(The records Opens)

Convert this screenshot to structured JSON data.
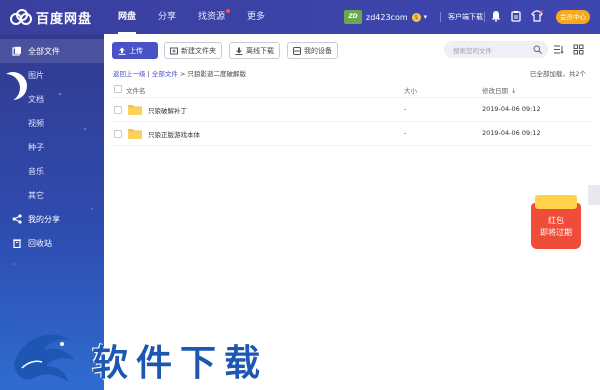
{
  "app": {
    "name": "百度网盘"
  },
  "nav": {
    "items": [
      "网盘",
      "分享",
      "找资源",
      "更多"
    ]
  },
  "user": {
    "avatar_text": "ZD",
    "username": "zd423com",
    "vip_badge": "$"
  },
  "header": {
    "client_download": "客户端下载",
    "member_center": "会员中心"
  },
  "sidebar": {
    "all_files": "全部文件",
    "categories": [
      "图片",
      "文档",
      "视频",
      "种子",
      "音乐",
      "其它"
    ],
    "my_share": "我的分享",
    "recycle_bin": "回收站"
  },
  "toolbar": {
    "upload": "上传",
    "new_folder": "新建文件夹",
    "offline_download": "离线下载",
    "my_devices": "我的设备",
    "search_placeholder": "搜索您的文件"
  },
  "breadcrumb": {
    "back": "返回上一级",
    "sep1": "|",
    "root": "全部文件",
    "arrow": ">",
    "current": "只狼影逝二度破解版"
  },
  "status": {
    "loaded_text": "已全部加载，共2个"
  },
  "table": {
    "headers": {
      "name": "文件名",
      "size": "大小",
      "date": "修改日期"
    },
    "rows": [
      {
        "name": "只狼破解补丁",
        "size": "-",
        "date": "2019-04-06 09:12"
      },
      {
        "name": "只狼正版游戏本体",
        "size": "-",
        "date": "2019-04-06 09:12"
      }
    ]
  },
  "redpack": {
    "line1": "红包",
    "line2": "即将过期"
  },
  "watermark": {
    "text": "软件下载"
  },
  "colors": {
    "header_bg": "#3b43a6",
    "primary": "#4a53c6",
    "member_btn": "#f7a91b",
    "redpack": "#f04c3a"
  }
}
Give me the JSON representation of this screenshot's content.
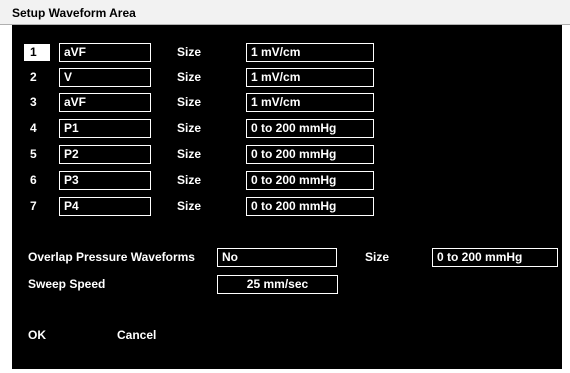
{
  "window": {
    "title": "Setup Waveform Area"
  },
  "rows": [
    {
      "number": "1",
      "lead": "aVF",
      "size_label": "Size",
      "size": "1 mV/cm"
    },
    {
      "number": "2",
      "lead": "V",
      "size_label": "Size",
      "size": "1 mV/cm"
    },
    {
      "number": "3",
      "lead": "aVF",
      "size_label": "Size",
      "size": "1 mV/cm"
    },
    {
      "number": "4",
      "lead": "P1",
      "size_label": "Size",
      "size": "0 to 200 mmHg"
    },
    {
      "number": "5",
      "lead": "P2",
      "size_label": "Size",
      "size": "0 to 200 mmHg"
    },
    {
      "number": "6",
      "lead": "P3",
      "size_label": "Size",
      "size": "0 to 200 mmHg"
    },
    {
      "number": "7",
      "lead": "P4",
      "size_label": "Size",
      "size": "0 to 200 mmHg"
    }
  ],
  "overlap": {
    "label": "Overlap Pressure Waveforms",
    "value": "No",
    "size_label": "Size",
    "size": "0 to 200 mmHg"
  },
  "sweep": {
    "label": "Sweep Speed",
    "value": "25 mm/sec"
  },
  "buttons": {
    "ok": "OK",
    "cancel": "Cancel"
  },
  "colors": {
    "background": "#000000",
    "text": "#ffffff",
    "selected_number_bg": "#ffffff"
  }
}
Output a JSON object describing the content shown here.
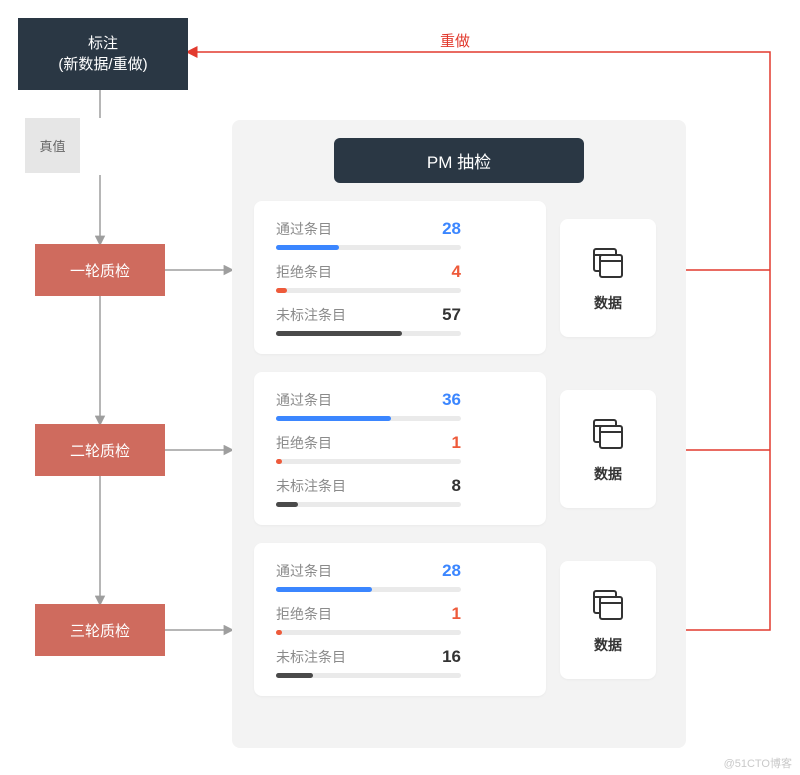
{
  "annotate": {
    "line1": "标注",
    "line2": "(新数据/重做)"
  },
  "truth_label": "真值",
  "rounds": [
    "一轮质检",
    "二轮质检",
    "三轮质检"
  ],
  "panel_title": "PM 抽检",
  "metric_labels": {
    "pass": "通过条目",
    "reject": "拒绝条目",
    "unlabeled": "未标注条目"
  },
  "cards": [
    {
      "pass": 28,
      "reject": 4,
      "unlabeled": 57,
      "pass_w": 34,
      "reject_w": 6,
      "unlabeled_w": 68
    },
    {
      "pass": 36,
      "reject": 1,
      "unlabeled": 8,
      "pass_w": 62,
      "reject_w": 3,
      "unlabeled_w": 12
    },
    {
      "pass": 28,
      "reject": 1,
      "unlabeled": 16,
      "pass_w": 52,
      "reject_w": 3,
      "unlabeled_w": 20
    }
  ],
  "data_label": "数据",
  "redo_label": "重做",
  "watermark": "@51CTO博客"
}
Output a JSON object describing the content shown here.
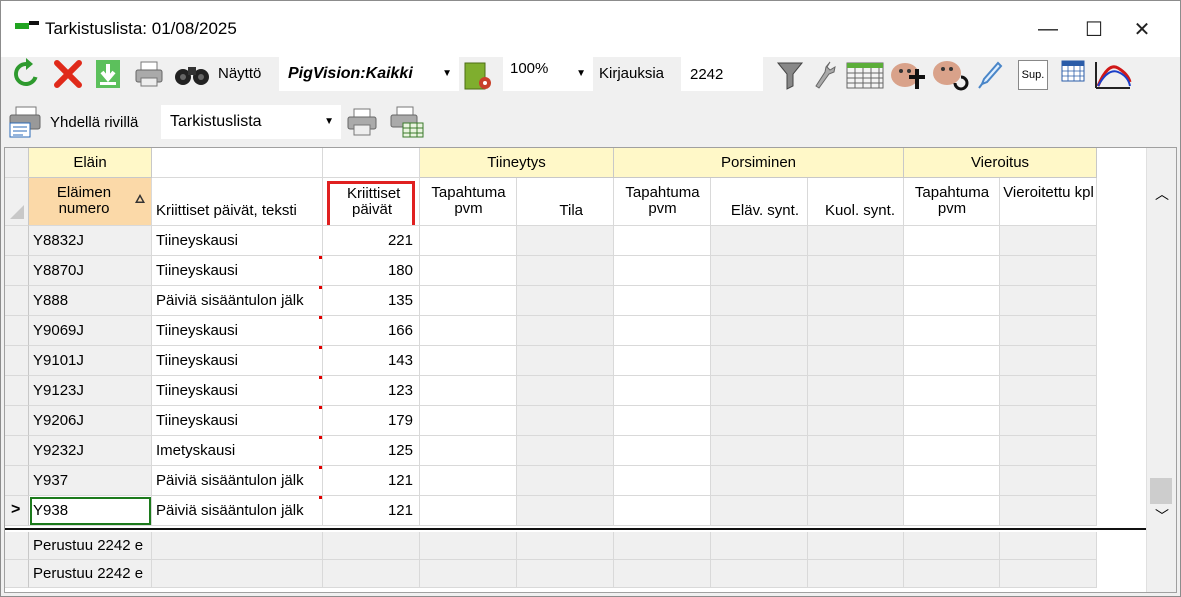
{
  "window": {
    "title": "Tarkistuslista: 01/08/2025",
    "minimize_glyph": "—",
    "maximize_glyph": "☐",
    "close_glyph": "✕"
  },
  "toolbar": {
    "view_label": "Näyttö",
    "view_value": "PigVision:Kaikki",
    "zoom_value": "100%",
    "records_label": "Kirjauksia",
    "records_value": "2242",
    "sup_label": "Sup.",
    "one_row_label": "Yhdellä rivillä",
    "list_value": "Tarkistuslista"
  },
  "grid": {
    "groups": {
      "animal": "Eläin",
      "pregnancy": "Tiineytys",
      "farrowing": "Porsiminen",
      "weaning": "Vieroitus"
    },
    "columns": {
      "animal_number": "Eläimen numero",
      "critical_text": "Kriittiset päivät, teksti",
      "critical_days": "Kriittiset päivät",
      "preg_event_date": "Tapahtuma pvm",
      "preg_status": "Tila",
      "farrow_event_date": "Tapahtuma pvm",
      "live_born": "Eläv. synt.",
      "dead_born": "Kuol. synt.",
      "wean_event_date": "Tapahtuma pvm",
      "weaned_count": "Vieroitettu kpl"
    },
    "rows": [
      {
        "id": "Y8832J",
        "text": "Tiineyskausi",
        "days": "221"
      },
      {
        "id": "Y8870J",
        "text": "Tiineyskausi",
        "days": "180"
      },
      {
        "id": "Y888",
        "text": "Päiviä sisääntulon jälk",
        "days": "135"
      },
      {
        "id": "Y9069J",
        "text": "Tiineyskausi",
        "days": "166"
      },
      {
        "id": "Y9101J",
        "text": "Tiineyskausi",
        "days": "143"
      },
      {
        "id": "Y9123J",
        "text": "Tiineyskausi",
        "days": "123"
      },
      {
        "id": "Y9206J",
        "text": "Tiineyskausi",
        "days": "179"
      },
      {
        "id": "Y9232J",
        "text": "Imetyskausi",
        "days": "125"
      },
      {
        "id": "Y937",
        "text": "Päiviä sisääntulon jälk",
        "days": "121"
      },
      {
        "id": "Y938",
        "text": "Päiviä sisääntulon jälk",
        "days": "121"
      }
    ],
    "current_row_marker": ">",
    "footer_rows": [
      "Perustuu 2242 e",
      "Perustuu 2242 e"
    ]
  },
  "colors": {
    "group_header_bg": "#fff8c8",
    "sorted_header_bg": "#fbd9a8",
    "highlight_border": "#e02020",
    "selected_cell_border": "#1c7a1c",
    "accent_red_mark": "#e00000"
  }
}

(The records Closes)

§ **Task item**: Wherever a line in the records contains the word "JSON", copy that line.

§ **Answer for this exercise**:
Convert this screenshot to structured JSON data.
Give me the JSON representation of this screenshot's content.
Output a JSON object describing the content shown here.
Output a JSON object describing the content shown here.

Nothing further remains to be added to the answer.